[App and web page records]
════════════════════

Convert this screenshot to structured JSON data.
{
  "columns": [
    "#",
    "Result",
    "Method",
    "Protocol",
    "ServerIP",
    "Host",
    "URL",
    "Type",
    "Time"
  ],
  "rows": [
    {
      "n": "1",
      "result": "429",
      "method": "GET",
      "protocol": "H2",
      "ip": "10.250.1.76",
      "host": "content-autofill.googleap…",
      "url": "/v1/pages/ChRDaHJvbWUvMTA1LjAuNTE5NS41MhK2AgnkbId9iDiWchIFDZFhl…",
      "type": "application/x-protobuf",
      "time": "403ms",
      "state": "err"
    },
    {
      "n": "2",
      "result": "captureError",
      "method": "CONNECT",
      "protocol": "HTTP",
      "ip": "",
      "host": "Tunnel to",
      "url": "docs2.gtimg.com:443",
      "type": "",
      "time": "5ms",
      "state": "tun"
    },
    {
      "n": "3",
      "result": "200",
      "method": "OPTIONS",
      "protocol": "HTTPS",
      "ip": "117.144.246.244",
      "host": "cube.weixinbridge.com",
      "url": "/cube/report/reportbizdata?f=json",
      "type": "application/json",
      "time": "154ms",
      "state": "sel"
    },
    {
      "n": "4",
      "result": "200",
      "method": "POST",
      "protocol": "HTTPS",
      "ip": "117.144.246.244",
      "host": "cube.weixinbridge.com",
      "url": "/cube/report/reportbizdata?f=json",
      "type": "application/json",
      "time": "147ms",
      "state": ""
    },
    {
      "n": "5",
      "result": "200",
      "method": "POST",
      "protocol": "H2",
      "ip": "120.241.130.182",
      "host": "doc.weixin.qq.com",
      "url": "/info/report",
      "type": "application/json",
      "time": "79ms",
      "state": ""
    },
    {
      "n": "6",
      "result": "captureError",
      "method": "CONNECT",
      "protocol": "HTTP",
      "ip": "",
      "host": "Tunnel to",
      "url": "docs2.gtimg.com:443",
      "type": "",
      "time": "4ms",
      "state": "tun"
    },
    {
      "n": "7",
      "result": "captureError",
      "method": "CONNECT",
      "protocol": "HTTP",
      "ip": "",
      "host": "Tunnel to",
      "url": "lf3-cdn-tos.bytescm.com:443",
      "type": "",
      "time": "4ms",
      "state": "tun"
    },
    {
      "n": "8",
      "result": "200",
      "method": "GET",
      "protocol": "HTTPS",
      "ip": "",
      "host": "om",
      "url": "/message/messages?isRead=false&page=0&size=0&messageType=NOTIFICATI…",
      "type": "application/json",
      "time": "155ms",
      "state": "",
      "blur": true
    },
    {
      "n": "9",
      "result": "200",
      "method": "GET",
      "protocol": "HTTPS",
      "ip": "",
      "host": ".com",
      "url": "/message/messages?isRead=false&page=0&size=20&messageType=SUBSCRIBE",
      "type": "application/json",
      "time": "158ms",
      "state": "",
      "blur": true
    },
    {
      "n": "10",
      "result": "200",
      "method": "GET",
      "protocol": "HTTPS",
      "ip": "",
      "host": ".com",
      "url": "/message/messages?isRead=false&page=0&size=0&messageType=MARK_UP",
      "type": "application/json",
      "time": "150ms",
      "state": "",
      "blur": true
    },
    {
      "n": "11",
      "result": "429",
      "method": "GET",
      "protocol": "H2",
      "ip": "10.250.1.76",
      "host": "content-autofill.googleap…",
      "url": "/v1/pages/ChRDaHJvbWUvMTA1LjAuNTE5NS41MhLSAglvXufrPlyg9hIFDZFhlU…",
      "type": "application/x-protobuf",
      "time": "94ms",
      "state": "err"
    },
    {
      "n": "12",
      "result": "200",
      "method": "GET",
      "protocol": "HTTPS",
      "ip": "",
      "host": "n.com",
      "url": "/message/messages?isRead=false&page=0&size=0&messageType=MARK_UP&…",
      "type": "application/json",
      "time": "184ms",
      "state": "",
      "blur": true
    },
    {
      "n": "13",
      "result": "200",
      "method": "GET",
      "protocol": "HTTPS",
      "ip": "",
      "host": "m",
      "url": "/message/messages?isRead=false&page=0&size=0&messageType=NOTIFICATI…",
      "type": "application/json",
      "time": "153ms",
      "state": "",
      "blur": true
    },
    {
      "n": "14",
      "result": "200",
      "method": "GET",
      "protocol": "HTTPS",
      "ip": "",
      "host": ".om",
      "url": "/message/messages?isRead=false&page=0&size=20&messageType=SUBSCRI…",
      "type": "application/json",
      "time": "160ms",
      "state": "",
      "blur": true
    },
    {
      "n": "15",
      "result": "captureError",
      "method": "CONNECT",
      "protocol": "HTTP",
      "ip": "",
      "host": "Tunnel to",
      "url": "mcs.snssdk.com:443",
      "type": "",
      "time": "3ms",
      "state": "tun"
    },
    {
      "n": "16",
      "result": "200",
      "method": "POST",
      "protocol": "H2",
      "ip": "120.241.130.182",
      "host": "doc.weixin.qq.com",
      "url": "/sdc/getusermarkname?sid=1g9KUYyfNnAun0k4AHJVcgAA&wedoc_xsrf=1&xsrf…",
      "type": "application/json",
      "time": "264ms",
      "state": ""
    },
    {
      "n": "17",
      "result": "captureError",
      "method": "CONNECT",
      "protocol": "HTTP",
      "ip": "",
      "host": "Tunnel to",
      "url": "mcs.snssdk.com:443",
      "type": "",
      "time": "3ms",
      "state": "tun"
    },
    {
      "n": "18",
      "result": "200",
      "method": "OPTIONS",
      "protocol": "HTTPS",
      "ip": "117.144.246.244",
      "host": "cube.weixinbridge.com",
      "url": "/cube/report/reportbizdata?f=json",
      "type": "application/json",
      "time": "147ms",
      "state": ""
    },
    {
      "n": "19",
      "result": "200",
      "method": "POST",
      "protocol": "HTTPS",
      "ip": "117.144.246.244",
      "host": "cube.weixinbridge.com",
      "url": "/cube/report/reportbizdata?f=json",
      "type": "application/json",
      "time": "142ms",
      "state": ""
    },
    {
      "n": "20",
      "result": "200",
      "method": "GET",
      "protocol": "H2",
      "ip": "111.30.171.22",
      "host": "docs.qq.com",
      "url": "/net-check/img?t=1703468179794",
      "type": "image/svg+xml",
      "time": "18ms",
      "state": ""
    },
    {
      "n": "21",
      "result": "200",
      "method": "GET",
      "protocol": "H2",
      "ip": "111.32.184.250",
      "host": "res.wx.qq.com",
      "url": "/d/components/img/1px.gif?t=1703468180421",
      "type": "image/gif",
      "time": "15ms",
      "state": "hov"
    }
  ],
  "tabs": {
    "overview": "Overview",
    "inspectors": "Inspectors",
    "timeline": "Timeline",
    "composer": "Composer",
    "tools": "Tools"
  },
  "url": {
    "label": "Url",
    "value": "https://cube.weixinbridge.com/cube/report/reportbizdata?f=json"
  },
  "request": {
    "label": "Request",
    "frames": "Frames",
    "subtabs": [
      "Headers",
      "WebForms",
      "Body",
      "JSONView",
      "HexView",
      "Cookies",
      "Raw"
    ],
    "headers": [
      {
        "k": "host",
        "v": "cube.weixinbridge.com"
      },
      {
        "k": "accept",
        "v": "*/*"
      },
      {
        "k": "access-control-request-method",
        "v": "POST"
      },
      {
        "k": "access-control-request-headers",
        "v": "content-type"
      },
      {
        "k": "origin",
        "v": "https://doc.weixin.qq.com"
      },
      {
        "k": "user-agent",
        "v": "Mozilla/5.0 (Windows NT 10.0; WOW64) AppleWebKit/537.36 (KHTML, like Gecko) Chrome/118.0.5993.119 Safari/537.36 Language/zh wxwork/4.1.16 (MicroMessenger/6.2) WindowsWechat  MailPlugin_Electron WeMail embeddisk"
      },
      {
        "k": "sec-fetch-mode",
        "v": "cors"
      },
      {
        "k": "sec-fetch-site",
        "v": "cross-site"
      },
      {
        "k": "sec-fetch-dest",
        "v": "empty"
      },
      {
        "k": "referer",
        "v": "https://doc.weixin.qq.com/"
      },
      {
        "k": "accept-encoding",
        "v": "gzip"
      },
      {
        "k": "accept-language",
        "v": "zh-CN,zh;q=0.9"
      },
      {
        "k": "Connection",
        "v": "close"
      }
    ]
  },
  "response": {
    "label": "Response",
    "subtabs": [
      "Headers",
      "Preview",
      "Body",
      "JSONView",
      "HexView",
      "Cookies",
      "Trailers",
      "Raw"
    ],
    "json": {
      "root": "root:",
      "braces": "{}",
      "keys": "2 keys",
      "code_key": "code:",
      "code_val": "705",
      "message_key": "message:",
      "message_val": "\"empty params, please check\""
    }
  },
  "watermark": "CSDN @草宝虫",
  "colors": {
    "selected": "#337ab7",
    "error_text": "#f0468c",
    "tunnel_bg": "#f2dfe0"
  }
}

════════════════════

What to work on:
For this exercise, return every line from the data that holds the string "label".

Written solution:
    "label": "Url",
    "label": "Request",
    "label": "Response",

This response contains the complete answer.